Mohammed, an Afghan national, was arrested on Oct. 29, 2006, near Jalalabad, Nangahar Province, Afghanistan.

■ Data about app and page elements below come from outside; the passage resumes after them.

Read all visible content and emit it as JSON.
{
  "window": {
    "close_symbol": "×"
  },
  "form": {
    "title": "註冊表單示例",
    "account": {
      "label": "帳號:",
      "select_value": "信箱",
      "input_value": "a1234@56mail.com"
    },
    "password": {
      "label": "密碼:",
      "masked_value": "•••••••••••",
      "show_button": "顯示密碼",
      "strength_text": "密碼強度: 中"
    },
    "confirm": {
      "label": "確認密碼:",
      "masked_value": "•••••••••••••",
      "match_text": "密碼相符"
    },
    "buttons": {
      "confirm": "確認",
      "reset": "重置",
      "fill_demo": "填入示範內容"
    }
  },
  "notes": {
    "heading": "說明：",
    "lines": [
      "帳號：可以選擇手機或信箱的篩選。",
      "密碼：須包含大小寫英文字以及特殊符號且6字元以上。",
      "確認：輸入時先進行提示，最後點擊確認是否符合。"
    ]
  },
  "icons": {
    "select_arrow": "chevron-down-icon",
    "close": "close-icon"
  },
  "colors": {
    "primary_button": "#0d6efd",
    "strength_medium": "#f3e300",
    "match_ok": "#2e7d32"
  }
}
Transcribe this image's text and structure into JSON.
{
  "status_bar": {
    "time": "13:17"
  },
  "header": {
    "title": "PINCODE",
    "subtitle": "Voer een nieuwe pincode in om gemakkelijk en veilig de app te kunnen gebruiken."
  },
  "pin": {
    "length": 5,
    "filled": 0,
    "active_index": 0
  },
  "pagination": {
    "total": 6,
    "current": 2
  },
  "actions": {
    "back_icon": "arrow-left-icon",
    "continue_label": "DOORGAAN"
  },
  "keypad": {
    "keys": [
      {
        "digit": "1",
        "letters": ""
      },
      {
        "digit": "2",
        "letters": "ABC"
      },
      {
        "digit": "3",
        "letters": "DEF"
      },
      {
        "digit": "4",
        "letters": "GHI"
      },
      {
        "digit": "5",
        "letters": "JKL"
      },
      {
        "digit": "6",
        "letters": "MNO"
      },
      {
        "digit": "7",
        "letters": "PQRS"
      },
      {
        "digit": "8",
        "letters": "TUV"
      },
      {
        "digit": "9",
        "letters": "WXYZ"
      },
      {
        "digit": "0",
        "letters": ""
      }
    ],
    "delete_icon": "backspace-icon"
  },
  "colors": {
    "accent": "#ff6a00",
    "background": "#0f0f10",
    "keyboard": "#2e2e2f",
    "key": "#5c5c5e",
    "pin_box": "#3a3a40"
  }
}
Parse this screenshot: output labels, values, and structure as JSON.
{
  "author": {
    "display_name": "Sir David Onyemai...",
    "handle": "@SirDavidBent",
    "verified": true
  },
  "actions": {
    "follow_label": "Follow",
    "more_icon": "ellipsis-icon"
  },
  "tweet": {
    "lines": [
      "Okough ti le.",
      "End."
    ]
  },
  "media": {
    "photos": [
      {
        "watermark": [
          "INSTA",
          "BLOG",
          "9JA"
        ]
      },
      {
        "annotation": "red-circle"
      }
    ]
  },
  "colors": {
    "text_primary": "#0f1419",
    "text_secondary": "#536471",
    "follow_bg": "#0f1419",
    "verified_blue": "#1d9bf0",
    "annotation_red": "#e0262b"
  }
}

Mohammed waived extradition and was brought from Afghanistan to the United States in November 2007.

"A violent jihadist and narcotics trafficker, Khan Mohammed sought to kill U.S. soldiers in Afghanistan using rockets," said Acting Assistant Attorney General of the Criminal Division Matthew Friedrich. "Today's life sentences match the gravity of the crimes for which he was convicted."

"The conclusion of Khan Mohammed’s prosecution demonstrates DEA’s ability and determination to go to the far corners of the world to bring to justice narco-terrorists who seek to harm Americans," said DEA Acting Administrator Michele M. Leonhart. "Today's strong sentence in this groundbreaking case is the result that can be expected by those who support terrorism by trafficking in narcotics."

The evidence at trial established the following:

According the evidence presented at trial, the Taliban are an ultraconservative, Islamic militia that has continued to mount an insurgency against the Afghan government since it was removed from power in Afghanistan by Coalition forces in late 2001. According to court documents, as early as 1999, when the Taliban controlled much of Afghanistan, the United States recognized that they were facilitators of terrorism. DEA agents testified at trial that the Taliban has taken on a central role in every stage of opium/heroin production and transportation, relying on it as a principal source of funding for its activities. One agent testified that more than 50 percent of DEA cases have a definitive Taliban dimension.

The case was prosecuted by Trial Attorney Matthew Stiglitz, Deputy Chief for Litigation Julius Rothstein and paralegal Arianne Tice from the Criminal Division’s Narcotic and Dangerous Drug Section. The investigation was led by the DEA, in close cooperation with Afghan law enforcement.